§ EXTRACTED ENTRIES:
"""

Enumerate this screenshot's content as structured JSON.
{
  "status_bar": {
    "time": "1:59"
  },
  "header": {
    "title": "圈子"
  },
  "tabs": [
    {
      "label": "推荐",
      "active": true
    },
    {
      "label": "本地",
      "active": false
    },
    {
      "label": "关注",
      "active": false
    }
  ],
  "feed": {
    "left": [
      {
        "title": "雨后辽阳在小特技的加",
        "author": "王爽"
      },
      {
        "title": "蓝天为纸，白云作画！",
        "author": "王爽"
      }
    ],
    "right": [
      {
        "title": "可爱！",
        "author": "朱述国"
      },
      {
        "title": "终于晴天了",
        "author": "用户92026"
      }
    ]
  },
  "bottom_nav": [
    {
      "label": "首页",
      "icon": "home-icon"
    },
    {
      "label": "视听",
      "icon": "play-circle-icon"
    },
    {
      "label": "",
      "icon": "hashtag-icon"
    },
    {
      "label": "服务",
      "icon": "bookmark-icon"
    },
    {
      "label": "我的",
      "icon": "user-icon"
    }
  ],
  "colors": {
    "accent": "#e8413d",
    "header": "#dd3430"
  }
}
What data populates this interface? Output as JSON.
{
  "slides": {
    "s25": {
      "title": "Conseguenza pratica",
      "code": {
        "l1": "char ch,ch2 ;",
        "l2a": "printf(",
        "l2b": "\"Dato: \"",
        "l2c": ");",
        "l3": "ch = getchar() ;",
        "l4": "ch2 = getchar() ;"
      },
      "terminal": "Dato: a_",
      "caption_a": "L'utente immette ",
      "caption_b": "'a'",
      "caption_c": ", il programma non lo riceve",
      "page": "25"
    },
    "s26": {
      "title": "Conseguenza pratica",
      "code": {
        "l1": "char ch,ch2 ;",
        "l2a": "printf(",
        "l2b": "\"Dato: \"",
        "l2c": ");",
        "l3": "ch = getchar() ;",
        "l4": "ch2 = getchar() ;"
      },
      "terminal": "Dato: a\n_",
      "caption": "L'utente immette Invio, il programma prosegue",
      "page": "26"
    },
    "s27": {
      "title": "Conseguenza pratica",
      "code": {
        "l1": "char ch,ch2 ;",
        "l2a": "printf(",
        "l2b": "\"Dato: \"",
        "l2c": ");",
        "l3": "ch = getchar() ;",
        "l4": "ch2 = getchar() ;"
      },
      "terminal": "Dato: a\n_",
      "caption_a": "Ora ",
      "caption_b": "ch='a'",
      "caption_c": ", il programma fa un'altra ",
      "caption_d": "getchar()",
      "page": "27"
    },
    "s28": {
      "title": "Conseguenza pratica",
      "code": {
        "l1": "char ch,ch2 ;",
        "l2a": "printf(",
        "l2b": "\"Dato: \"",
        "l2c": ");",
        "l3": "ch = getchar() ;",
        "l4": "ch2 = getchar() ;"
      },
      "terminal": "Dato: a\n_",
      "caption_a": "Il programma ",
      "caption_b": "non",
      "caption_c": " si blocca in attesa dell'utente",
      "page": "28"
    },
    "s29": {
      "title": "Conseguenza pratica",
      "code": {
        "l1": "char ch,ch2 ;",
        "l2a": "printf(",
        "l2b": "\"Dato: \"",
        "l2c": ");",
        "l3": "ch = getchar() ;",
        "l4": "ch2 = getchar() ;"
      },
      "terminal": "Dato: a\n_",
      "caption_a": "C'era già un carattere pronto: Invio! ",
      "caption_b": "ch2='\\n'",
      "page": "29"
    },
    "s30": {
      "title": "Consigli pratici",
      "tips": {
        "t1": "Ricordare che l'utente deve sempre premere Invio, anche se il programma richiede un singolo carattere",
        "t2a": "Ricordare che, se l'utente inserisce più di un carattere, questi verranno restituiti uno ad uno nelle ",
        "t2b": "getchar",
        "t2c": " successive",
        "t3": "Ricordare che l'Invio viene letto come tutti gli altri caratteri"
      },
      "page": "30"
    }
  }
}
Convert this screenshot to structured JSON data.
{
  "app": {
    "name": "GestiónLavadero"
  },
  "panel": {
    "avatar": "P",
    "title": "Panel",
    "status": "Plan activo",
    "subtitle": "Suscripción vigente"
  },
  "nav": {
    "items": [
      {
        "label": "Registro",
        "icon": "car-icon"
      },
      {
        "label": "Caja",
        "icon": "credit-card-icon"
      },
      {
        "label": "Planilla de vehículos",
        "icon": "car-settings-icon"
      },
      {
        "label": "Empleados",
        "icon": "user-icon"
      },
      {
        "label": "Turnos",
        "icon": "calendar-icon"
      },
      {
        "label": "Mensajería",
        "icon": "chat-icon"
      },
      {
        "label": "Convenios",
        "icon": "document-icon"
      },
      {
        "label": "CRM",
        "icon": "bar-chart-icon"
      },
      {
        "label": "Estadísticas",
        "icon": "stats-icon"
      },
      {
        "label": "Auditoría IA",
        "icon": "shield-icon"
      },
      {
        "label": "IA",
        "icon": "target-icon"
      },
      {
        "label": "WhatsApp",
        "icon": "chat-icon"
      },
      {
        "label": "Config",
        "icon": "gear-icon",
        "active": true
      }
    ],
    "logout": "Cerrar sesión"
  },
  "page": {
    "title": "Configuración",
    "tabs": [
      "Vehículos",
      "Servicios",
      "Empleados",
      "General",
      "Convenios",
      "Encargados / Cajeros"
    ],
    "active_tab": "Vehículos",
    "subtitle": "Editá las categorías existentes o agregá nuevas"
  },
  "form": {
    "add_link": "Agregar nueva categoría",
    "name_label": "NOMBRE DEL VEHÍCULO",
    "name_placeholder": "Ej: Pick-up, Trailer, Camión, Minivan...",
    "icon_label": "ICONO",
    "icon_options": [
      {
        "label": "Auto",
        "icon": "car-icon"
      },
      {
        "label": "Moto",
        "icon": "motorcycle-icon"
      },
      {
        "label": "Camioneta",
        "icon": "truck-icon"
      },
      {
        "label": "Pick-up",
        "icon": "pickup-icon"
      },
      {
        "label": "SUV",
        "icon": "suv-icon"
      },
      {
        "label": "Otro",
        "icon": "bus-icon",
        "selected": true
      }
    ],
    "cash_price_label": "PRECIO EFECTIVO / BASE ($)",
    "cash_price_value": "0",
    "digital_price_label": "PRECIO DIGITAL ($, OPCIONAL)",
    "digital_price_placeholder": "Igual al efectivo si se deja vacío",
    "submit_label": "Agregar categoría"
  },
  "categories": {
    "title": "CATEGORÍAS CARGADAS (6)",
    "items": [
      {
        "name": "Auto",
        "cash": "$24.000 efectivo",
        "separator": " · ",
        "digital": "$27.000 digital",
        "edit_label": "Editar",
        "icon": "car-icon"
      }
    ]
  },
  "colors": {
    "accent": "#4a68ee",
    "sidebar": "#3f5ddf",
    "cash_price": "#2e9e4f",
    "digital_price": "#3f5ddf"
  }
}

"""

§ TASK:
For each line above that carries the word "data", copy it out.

§ ANSWER:
What data populates this interface? Output as JSON.
Convert this screenshot to structured JSON data.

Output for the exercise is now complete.